Terry Shaw has learnt a few lessons over time about what to look for in a Chief Marketing Officer for an early and growth-stage Infrastructure and Developer Tooling business. Here he shares some words of advice for Founders and CEOs to consider before writing their first CMO job description.
Before you put pen to paper on the job description for your first marketing leader, please read this.
I’ve spent much of my ten years with Erevena (5 in the London office, followed by another 5 in San Francisco) working with early and growth-stage Infrastructure and Developer Tooling companies, witnessing first-hand the fundamental power shift from the C-Suite focused IT Service Management (ITSM) players of yesteryear to the explicitly developer-focused solutions of today.
Software consumerization occurred through-out the enterprise in pretty much every other function a good while ago, with amazing results. Sales, Marketing and HR were genuinely modernized by this decentralization of purchasing power.
Tools built for developers are now, belatedly, following suit with their go-to-market strategy. The developer’s voice is now heard. And this is good – both for the user and the builder.
Look at the successes already ratcheted up: in 2015 we saw Atlassian go public; Twilio followed in 2016; Microsoft bought Github for $7.5bn; VISA is taking out Plaid for >$5bn; Stripe just added another $600m to their coffers earlier this year at a $36bn valuation. This is the new playing field.
The go-to-market strategy of a Bottoms-up Developer Tools company brings one thing, in particular, that’s new and wholly leverageable for this software sector: a tighter feedback loop. This is an opportunity that is too often overlooked. Overlooked because the “builder developer” assumes that she knows what the “user developer” wants/needs. After all, we’re building for people just like us, right? Our 20 customers (reached through warm introductions) and $1m in run-rate prove that. We just need a good demand generation engine, and that will be a unicorn in no time!
Please stop these assumptions now.
Execute the bottoms-up GTM right, and we have a bunch of actions that can help us validate or augment our initial assumptions on Product Market Fit: allowing us to build a more persistent and impactful business:
We can benefit from the fact that individual users can be activated sans friction, with an amplified feedback frequency and volume (from the end-user to Product Manager).
We can benefit from the more-numerate and higher-fidelity insights delivered, which allow for development investment to be better apportioned.
We can benefit from the fact that expansion through the customer can occur at a greater pace with faster adoption and advocacy.
However, this bears a cost that must be met. The second trap of assumptions, if you will.
The GTM remit has gotten more complex: the user doesn’t monetize in the same way (everyone loves a free tool!), so we need a second layer of messaging to complement the developer’s advocacy into the eventual enterprise purchaser sitting in DevOps/Platform/Architect. This requires adept segmentation and persona builds which in turn requires multiple messages emphasizing different features. We also need to adapt our growth lens from the old-SaaS model of discovery, demo, commercial call, to a more seamless and organic approach. Those developers we are serving need to get their hands on the product through easy self-serve signup, strong documentation, and progressive feature disclosures. And layering our product/platform’s interoperability with other tools smartly into messaging is a must-have. Measuring success requires us to look at the whole funnel: not just the top of the funnel.

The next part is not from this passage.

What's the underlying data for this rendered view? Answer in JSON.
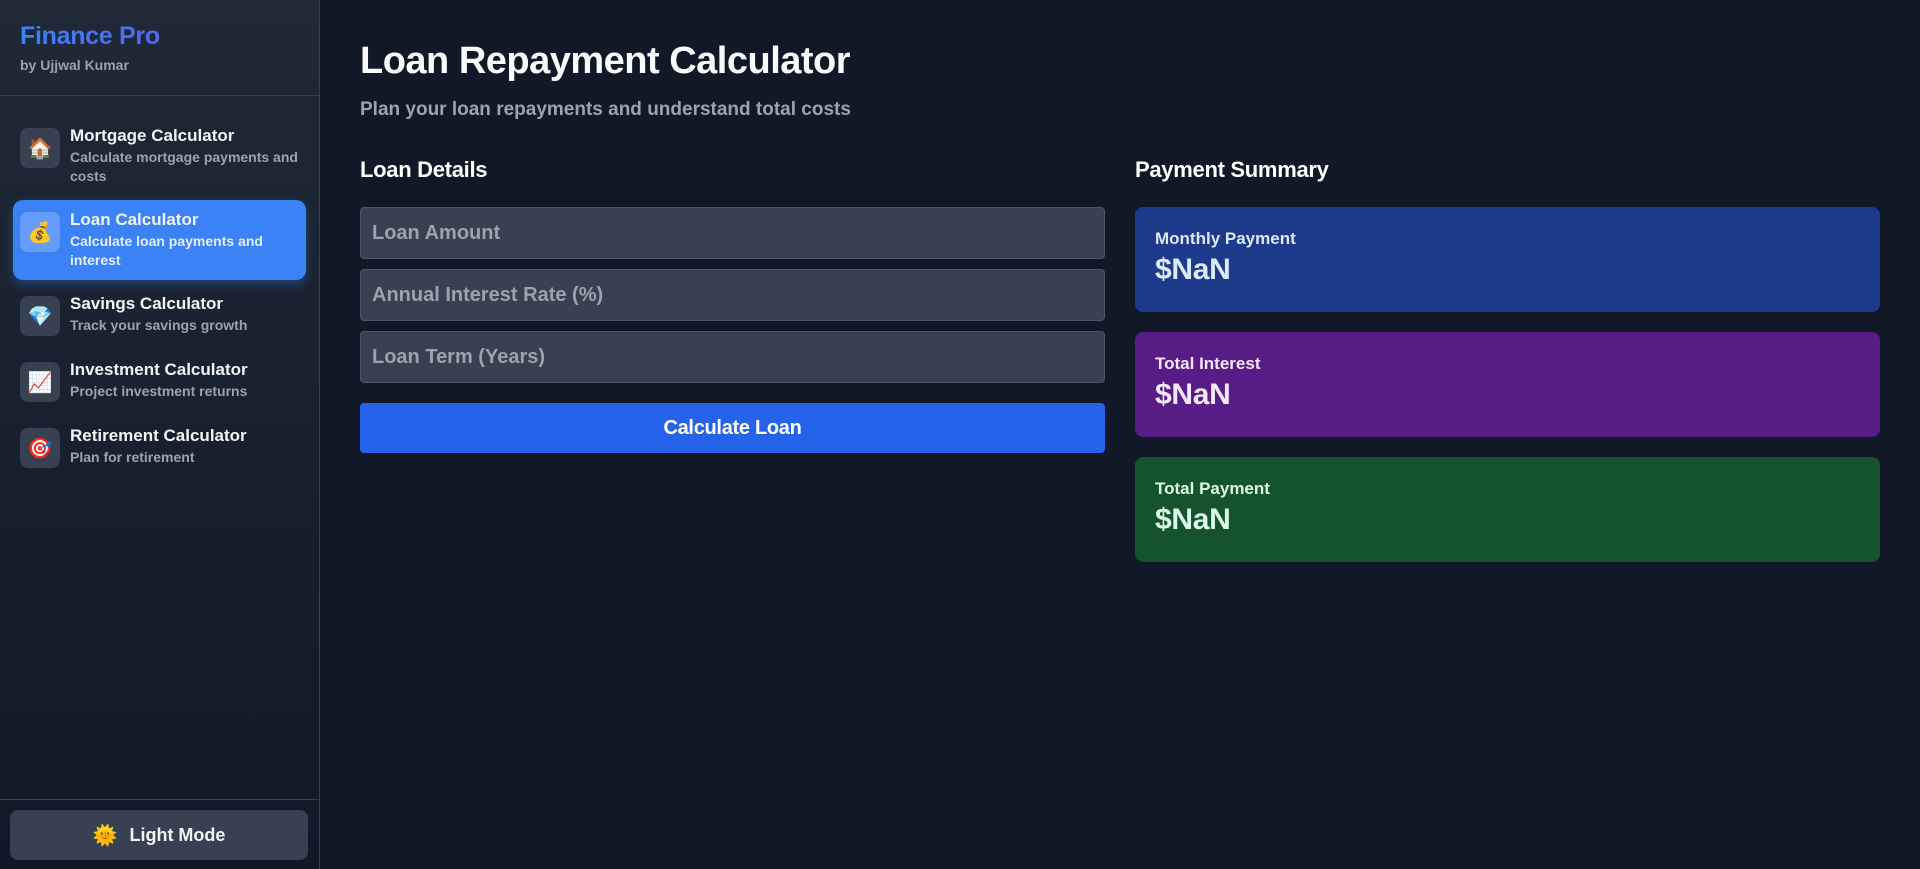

And here’s my most common take away: most of these technologies don’t have a problem with the top of the funnel (if they do the problem likely doesn’t lie with GTM, but more likely with the product). They have users on the freemium product galore. They’ve got noise building in Stack Overflow and GitHub. No, the problem, most-often, lies with a leaky mid-funnel. The product’s great, developers love it and see its value. But that’s not being communicated, in a cohesive way, further up the food chain to the people with the real budget.
That “economic buyer” is more business-focused. She needs endorsement from her dev team, yes, but she’s also seeking validation elsewhere. And we need to be smart about that. She needs to know your product is scalable (think benchmarks and big logos); she needs to know it’s tried and tested (with testimonials from peers) and she needs to know it’s been around and is stable (analyst opinions do matter!). This is where value-market fit (performance, reliability, security, support, add-ons etc.) become a core pillar in our messaging.
…Let’s make sure our first Marketing leadership hires index high on the multi-thread engagement of users (developers) and economic buyers (DevOps/Platform/Architect).
…Let’s make sure our first Marketing leadership hires index high on Business Logic.
…Let’s make sure our first Marketing leadership hires index high on customer and functional segmentation.
I’m not saying that demand generation is irrelevant. Not at all. I’m just saying that the new breed of Bottoms-up Dev Tools businesses should almost always be considering demand generation as their minor subject. They should be majoring in product marketing.
I know I’m “only a recruiter”. And I’m not claiming this to be one-size-fits-all. However, I have the benefit of having seen a whole heap of smart founders figure this out long-form so if these words help you get to your right answer for this role faster; I’ll consider it time well spent!